→ What you are asked to do: What is needed is each line of the data below that holds the string "light".

→ Input data:
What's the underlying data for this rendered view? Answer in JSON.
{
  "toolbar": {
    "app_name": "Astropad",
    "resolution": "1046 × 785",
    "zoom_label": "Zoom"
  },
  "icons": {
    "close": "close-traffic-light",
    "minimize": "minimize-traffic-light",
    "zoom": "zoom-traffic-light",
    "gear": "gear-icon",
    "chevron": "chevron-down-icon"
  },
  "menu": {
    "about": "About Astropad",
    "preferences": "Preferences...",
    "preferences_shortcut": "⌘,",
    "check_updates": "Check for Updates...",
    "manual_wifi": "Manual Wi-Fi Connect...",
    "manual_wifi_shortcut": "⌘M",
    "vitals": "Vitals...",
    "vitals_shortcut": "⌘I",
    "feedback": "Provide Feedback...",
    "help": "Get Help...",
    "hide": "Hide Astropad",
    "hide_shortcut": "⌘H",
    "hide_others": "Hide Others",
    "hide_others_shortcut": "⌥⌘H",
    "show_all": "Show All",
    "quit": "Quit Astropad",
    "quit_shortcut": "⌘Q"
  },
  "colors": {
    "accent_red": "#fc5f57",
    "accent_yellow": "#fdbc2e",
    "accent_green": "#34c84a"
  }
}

→ Task result:
    "close": "close-traffic-light",
    "minimize": "minimize-traffic-light",
    "zoom": "zoom-traffic-light",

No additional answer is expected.